The principal application of the method is in estimating quantities of runoff in flood hydrographs or in relation to flood peak rates. These quantities consist of one or more types of runoff. An understanding of the types is necessary to apply the method properly in different climatic regions. The classification of types used in this handbook is based on the time from the beginning of a storm to the time of the appearance of a type in the hydrograph. Four types are distinguished: Channel runoff occurs when rain falls on a flowing stream or on the impervious surfaces of a streamflow-measuring installation.

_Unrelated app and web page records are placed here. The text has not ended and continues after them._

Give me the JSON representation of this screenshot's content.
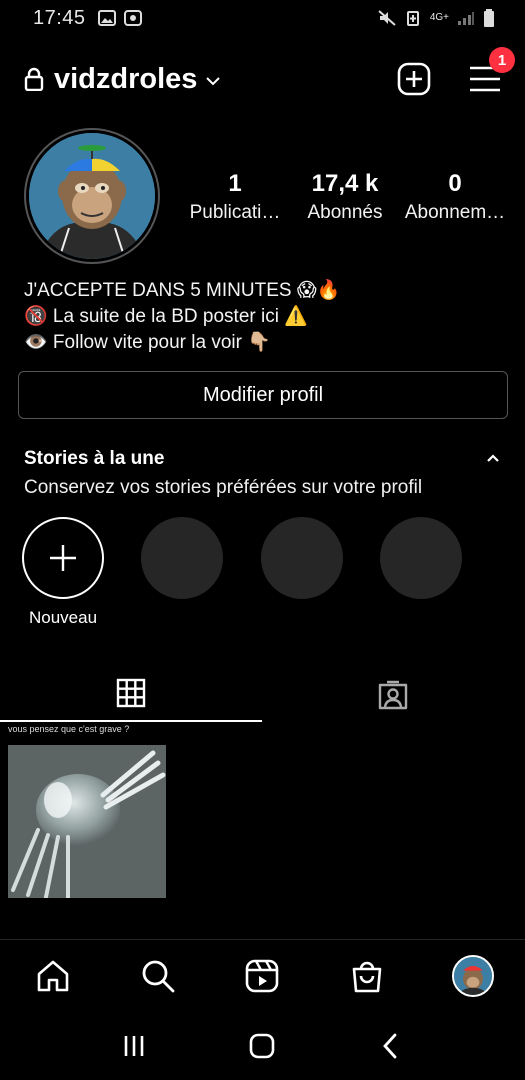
{
  "status_bar": {
    "time": "17:45",
    "left_icons": [
      "image-icon",
      "screen-record-icon"
    ],
    "right_icons": [
      "mute-icon",
      "battery-saver-icon",
      "4g-signal-icon",
      "signal-icon",
      "battery-icon"
    ],
    "network_label": "4G+"
  },
  "header": {
    "username": "vidzdroles",
    "notification_count": "1"
  },
  "stats": [
    {
      "num": "1",
      "label": "Publicati…"
    },
    {
      "num": "17,4 k",
      "label": "Abonnés"
    },
    {
      "num": "0",
      "label": "Abonnem…"
    }
  ],
  "bio": {
    "line1": "J'ACCEPTE DANS 5 MINUTES 😱🔥",
    "line2": "🔞 La suite de la BD poster ici ⚠️",
    "line3": "👁️ Follow vite pour la voir 👇🏼"
  },
  "edit_profile_label": "Modifier profil",
  "stories": {
    "title": "Stories à la une",
    "subtitle": "Conservez vos stories préférées sur votre profil",
    "new_label": "Nouveau"
  },
  "post": {
    "caption": "vous pensez que c'est grave ?"
  },
  "colors": {
    "background": "#000000",
    "badge": "#ff3040",
    "placeholder": "#262626"
  }
}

It appears in the hydrograph at the start of the storm and continues throughout it, varying with the rainfall intensity. It is generally a negligible quantity in flood hydrographs, and no attention is given to it except in special studies. Surface runoff occurs only when the rainfall rate is greater than the infiltration rate. The runoff flows on the watershed surface to the point of reference. This type appears in the hydrograph after the initial demands of interception, infiltration, and surface storage have been satisfied. It varies during the storm and ends during or soon after it.
Surface runoff flowing down dry channels of watersheds in arid, semiarid, or subhumid climates is reduced by transmission losses, which may be large enough to eliminate the runoff entirely. Subsurface flow occurs when infiltrated rainfall meets an underground zone of low transmission, travels above the zone to the soil surface downhill, and appears as a seep or spring. This type is often called “quick return flow” because it appears in the hydrograph during or soon after the storm. Base flow occurs when there is a fairly steady flow from natural storage.
The flow comes from lakes or swamps, or from an aquifer replenished by infiltrated rainfall or surface runoff, or from “bank storage”, which is supplied by infiltration into channel banks as the stream water level rises and which drains back into the stream as the water level falls. This type seldom appears soon enough after a storm to have any influence on the rates of 2 the hydrograph for that storm, but base flow from a previous storm will increase the rates.